Auto giant Fiat Chrysler, which has run convention-breaking ads in the Super Bowl since 2009, said Friday it would not run any commercials in the game this Sunday, marking the second big advertiser to pull back from the event this year.
“This year, we will exclusively use social and digital to showcase our commercials. We decided to explore innovative ways to ride the wave of highly engaged viewers, during the one time of the year when the commercials are fun and everybody is talking about them,” said Olivier Francois, chief marketing officer of the company’s U.S. operations, in a prepared statement. “With this new approach, we are able to engage with the audience through more creative executions than ever before leading up to this Sunday night.”
Coca-Cola last week said it was planning to run a commercial on CBS just before the kickoff of Super Bowl LIII, and not during the game itself – the first time in more than a decade its commercials will not appear in the Super Bowl itself.
The pullbacks come as the price of advertising in the Super Bowl has surpassed $5 million – not to mention the prices necessary for production, special effects, celebrity spokespeople, pop songs, social-media marketing and retail promotion.

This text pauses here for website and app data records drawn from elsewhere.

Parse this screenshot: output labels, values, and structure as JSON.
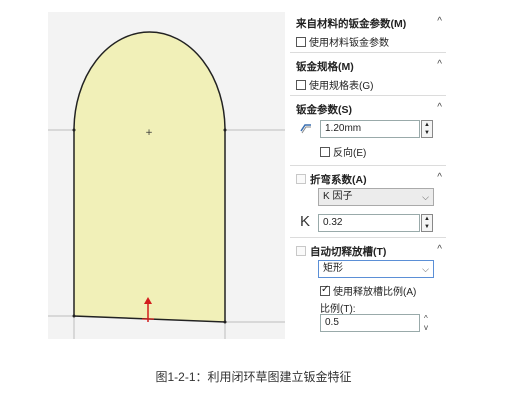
{
  "viewport": {
    "shape_fill": "#f1f0b8",
    "shape_stroke": "#222222",
    "background": "#f3f3f3"
  },
  "panel": {
    "material_params": {
      "title": "来自材料的钣金参数(M)",
      "checkbox_label": "使用材料钣金参数",
      "checked": false
    },
    "gauge": {
      "title": "钣金规格(M)",
      "checkbox_label": "使用规格表(G)",
      "checked": false
    },
    "sheet_params": {
      "title": "钣金参数(S)",
      "thickness_value": "1.20mm",
      "reverse_label": "反向(E)",
      "reverse_checked": false
    },
    "bend_allowance": {
      "title": "折弯系数(A)",
      "type_value": "K 因子",
      "k_symbol": "K",
      "k_value": "0.32"
    },
    "auto_relief": {
      "title": "自动切释放槽(T)",
      "type_value": "矩形",
      "ratio_checkbox_label": "使用释放槽比例(A)",
      "ratio_checked": true,
      "ratio_label": "比例(T):",
      "ratio_value": "0.5"
    }
  },
  "caption": "图1-2-1：利用闭环草图建立钣金特征"
}
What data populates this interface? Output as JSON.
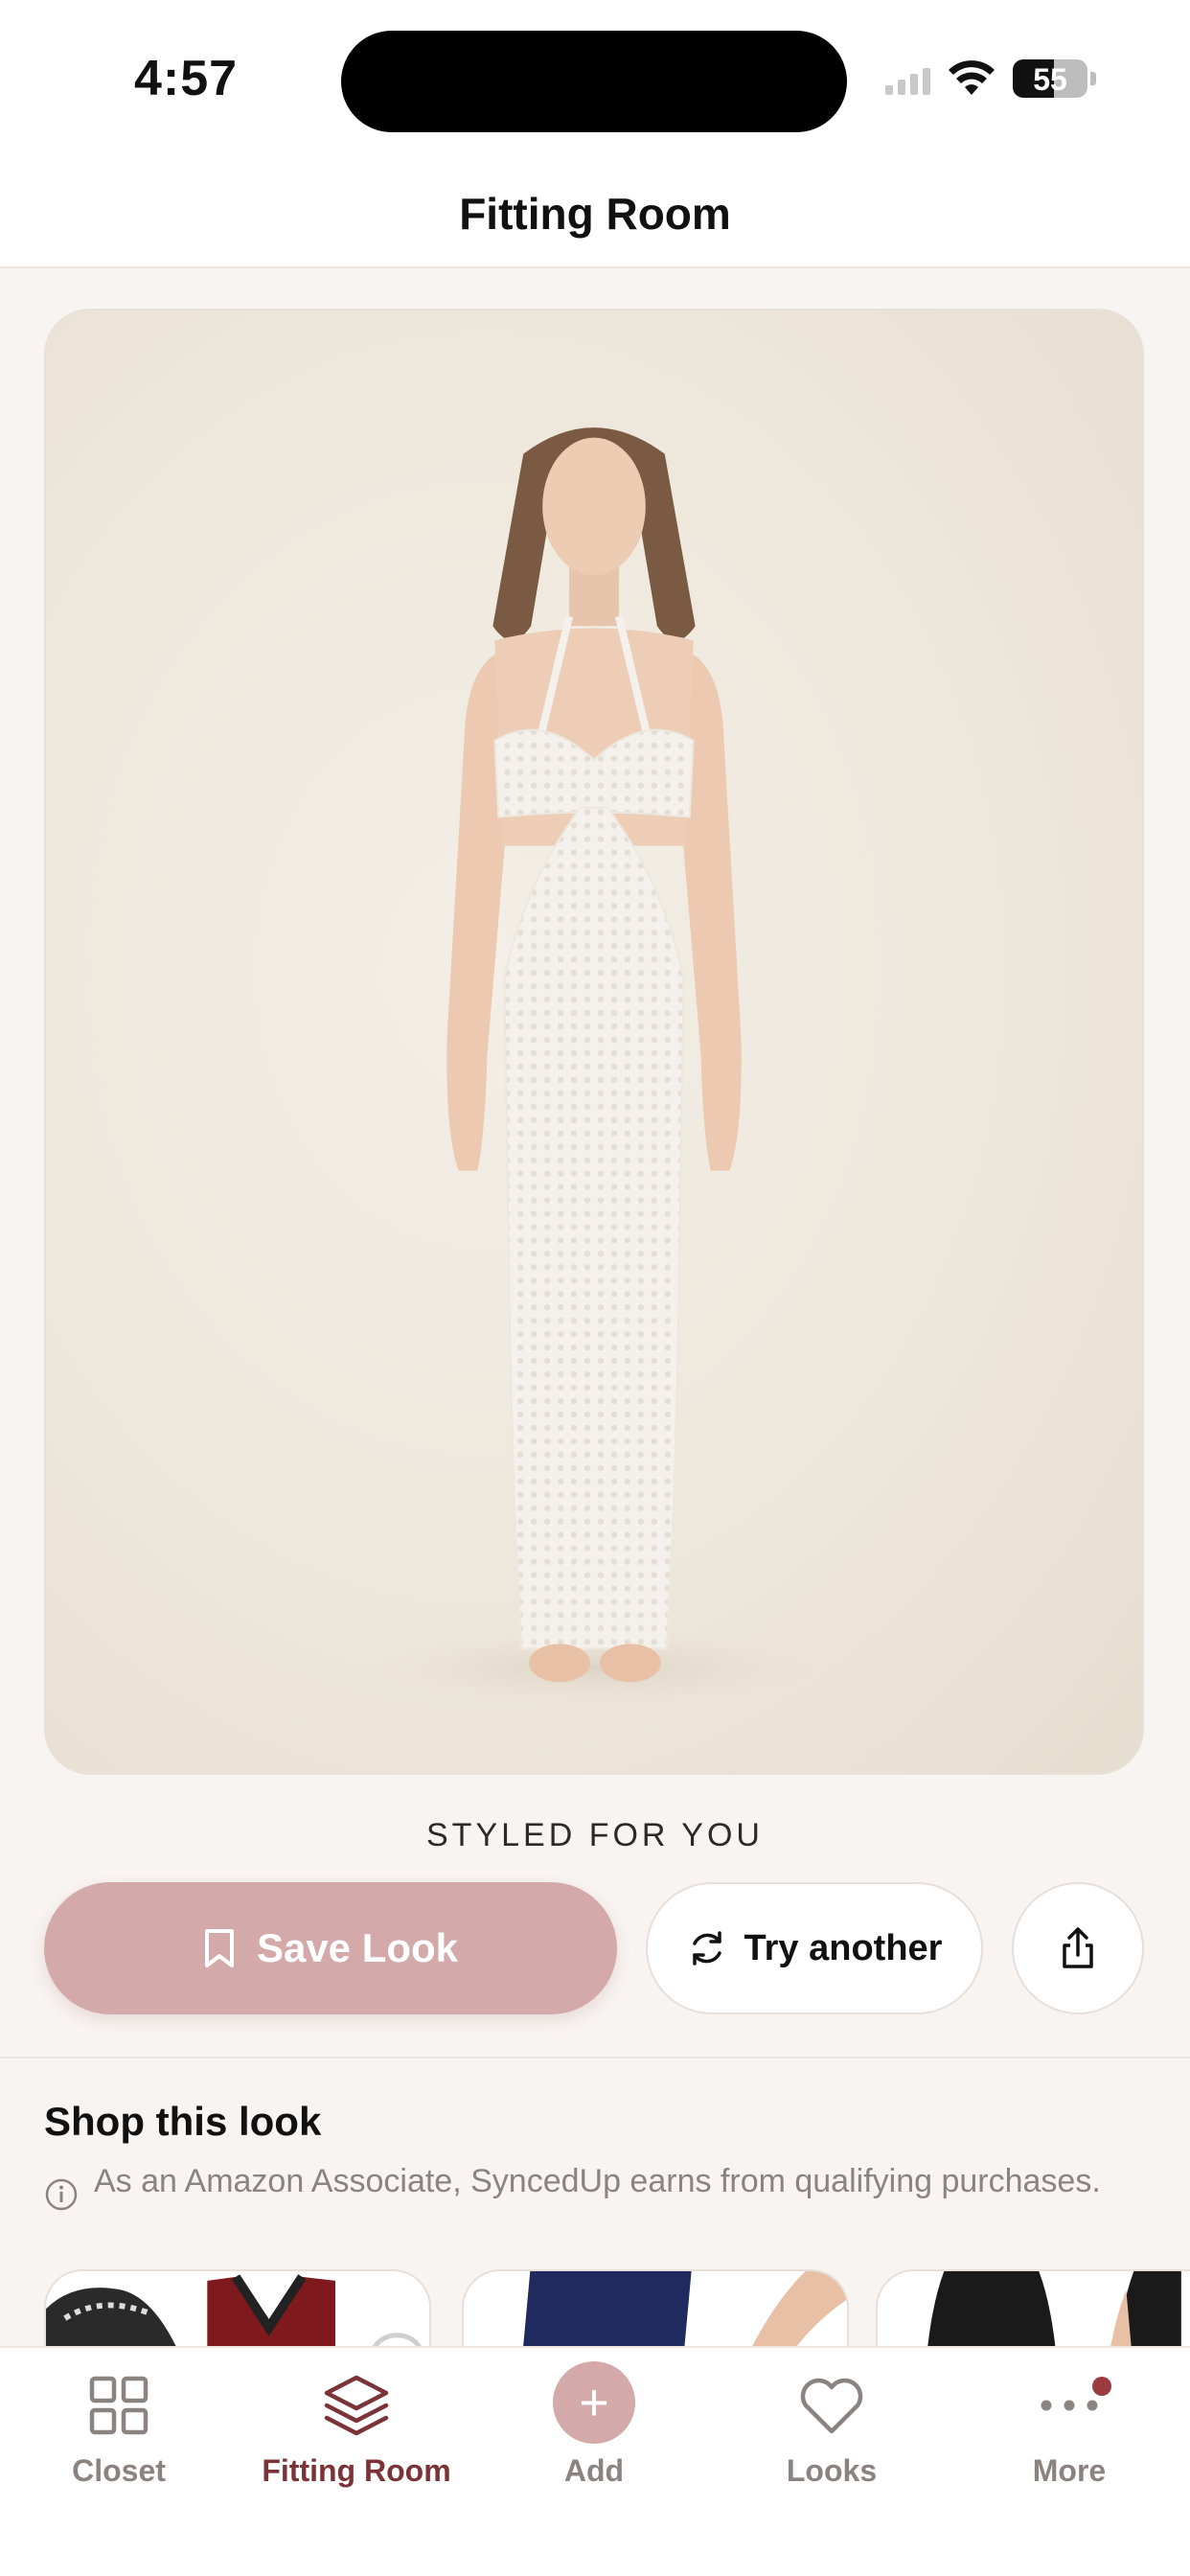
{
  "status_bar": {
    "time": "4:57",
    "battery": "55"
  },
  "header": {
    "title": "Fitting Room"
  },
  "photo": {
    "alt": ""
  },
  "styled_label": "STYLED FOR YOU",
  "actions": {
    "save_label": "Save Look",
    "try_label": "Try another"
  },
  "shop": {
    "title": "Shop this look",
    "disclaimer": "As an Amazon Associate, SyncedUp earns from qualifying purchases."
  },
  "tabs": [
    {
      "label": "Closet"
    },
    {
      "label": "Fitting Room"
    },
    {
      "label": "Add"
    },
    {
      "label": "Looks"
    },
    {
      "label": "More"
    }
  ],
  "colors": {
    "accent": "#d4a9a9",
    "active_tab": "#7a3438",
    "inactive_tab": "#8a8380",
    "badge": "#9b3b3f",
    "background": "#f8f4f1"
  }
}
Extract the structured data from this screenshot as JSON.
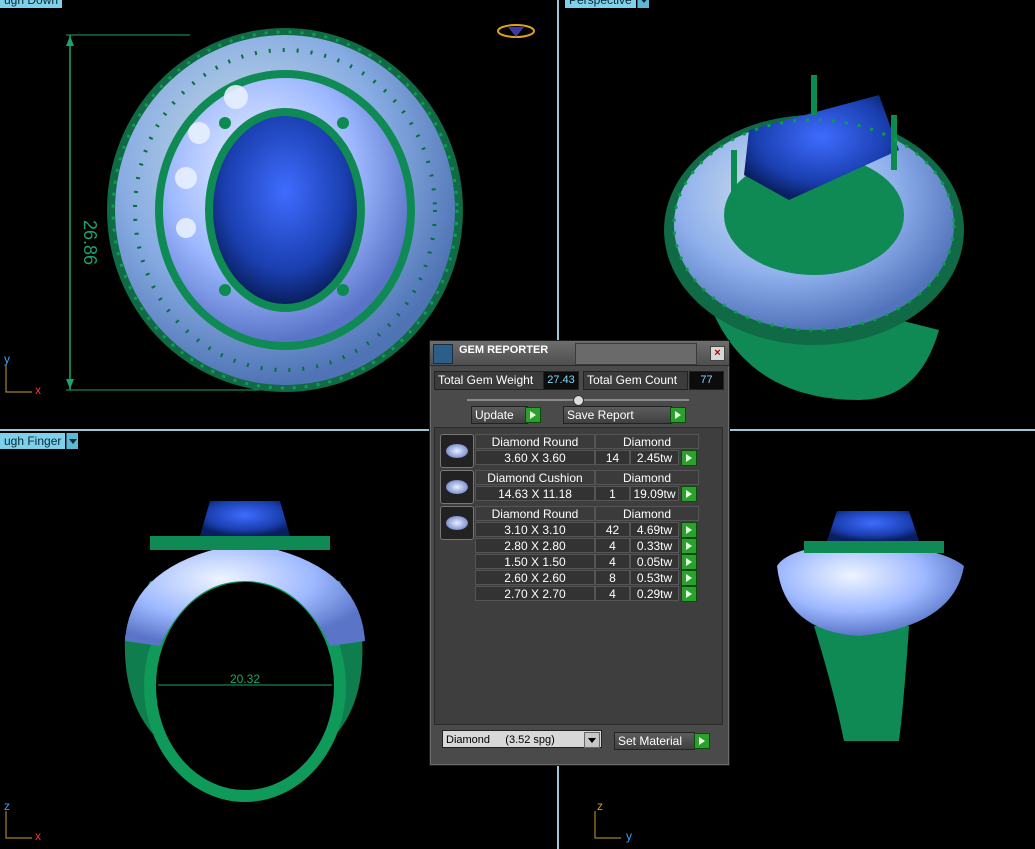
{
  "viewports": {
    "top": {
      "label": "ugh Down"
    },
    "perspective": {
      "label": "Perspective"
    },
    "front": {
      "label": "ugh Finger"
    },
    "side": {
      "label": ""
    }
  },
  "dimensions": {
    "height": "26.86",
    "width": "20.32"
  },
  "axes": {
    "x": "x",
    "y": "y",
    "z": "z"
  },
  "gem_reporter": {
    "title": "GEM REPORTER",
    "total_gem_weight_label": "Total Gem Weight",
    "total_gem_weight_value": "27.43",
    "total_gem_count_label": "Total Gem Count",
    "total_gem_count_value": "77",
    "update_label": "Update",
    "save_report_label": "Save Report",
    "groups": [
      {
        "name": "Diamond Round",
        "material": "Diamond",
        "rows": [
          {
            "size": "3.60 X 3.60",
            "count": "14",
            "weight": "2.45tw"
          }
        ]
      },
      {
        "name": "Diamond Cushion",
        "material": "Diamond",
        "rows": [
          {
            "size": "14.63 X 11.18",
            "count": "1",
            "weight": "19.09tw"
          }
        ]
      },
      {
        "name": "Diamond Round",
        "material": "Diamond",
        "rows": [
          {
            "size": "3.10 X 3.10",
            "count": "42",
            "weight": "4.69tw"
          },
          {
            "size": "2.80 X 2.80",
            "count": "4",
            "weight": "0.33tw"
          },
          {
            "size": "1.50 X 1.50",
            "count": "4",
            "weight": "0.05tw"
          },
          {
            "size": "2.60 X 2.60",
            "count": "8",
            "weight": "0.53tw"
          },
          {
            "size": "2.70 X 2.70",
            "count": "4",
            "weight": "0.29tw"
          }
        ]
      }
    ],
    "material_select_value": "Diamond     (3.52 spg)",
    "set_material_label": "Set Material"
  },
  "colors": {
    "metal": "#0f8a55",
    "stone": "#1a3fb0",
    "pave": "#9db8ff",
    "viewport_label": "#7fd0ea"
  }
}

CBS, which will broadcast the championship NFL game between the New England Patriots and Los Angeles Rams from Atlanta on Sunday, has said it has sold “more than 90%” of its commercial inventory. CBS has been seeking $5.1 million to $5.3 million for Super Bowl ad packages that include a 30-second spot and some digital inventory, according to people familiar with the matter.
Under Francois’ aegis, Fiat Chrysler has aired spectacular ads that shattered previous rules about Super Bowl advertising. Some of its ads, such as a 2011 effort that featured a song from Eminem and talked about the economic revival of Detroit, took up two minutes – an eternity in TV advertising and a costly proposition in the Super Bowl, where 30 seconds of ad time cost millions of dollars.
Another memorable Chrysler ad that ran in 2012 featured actor Clint Eastwood telling viewers it was “halftime in America,” a nod to the recent recession, and urged Americans to get back on their feet. A 2014 ad turned legendary songwriter Bob Dylan into a commercial pitchman. “You can’t import the heart and soul of every man and woman working on the line.” Dylan said in the ad. “Let Asia assemble your phone…We will build your car.”
Some Super Bowl ads from the auto manufacturer caused controversy. Last year, the company ran a Super Bowl commercial for its Ram Trucks that used a long snippet of Dr. Martin Luther King giving one of his final sermons, known as “The Drum Major Instinct.” In the speech, the civil-rights leader told listeners that in order to serve, “you only need a heart full of grace. Soul generated by love.” He also says: “You don’t have to know about Pluto and Aristotle to serve.” The Ram ad ended with an on-screen slogan: “Built to Serve.” The ad generated a healthy amount of social-media backlash.
At the time, Fiat Chrysler said it had worked with administrators of King’s estate to gain approval for use of the speech.
The lengthy, emotion-stirring spots come at the direction of Francois, who has long been interested in finding ways to hitch his company’s cars to outsize cultural events. “We are always interested in considering partnerships with these special moments,” he told Variety in 2016.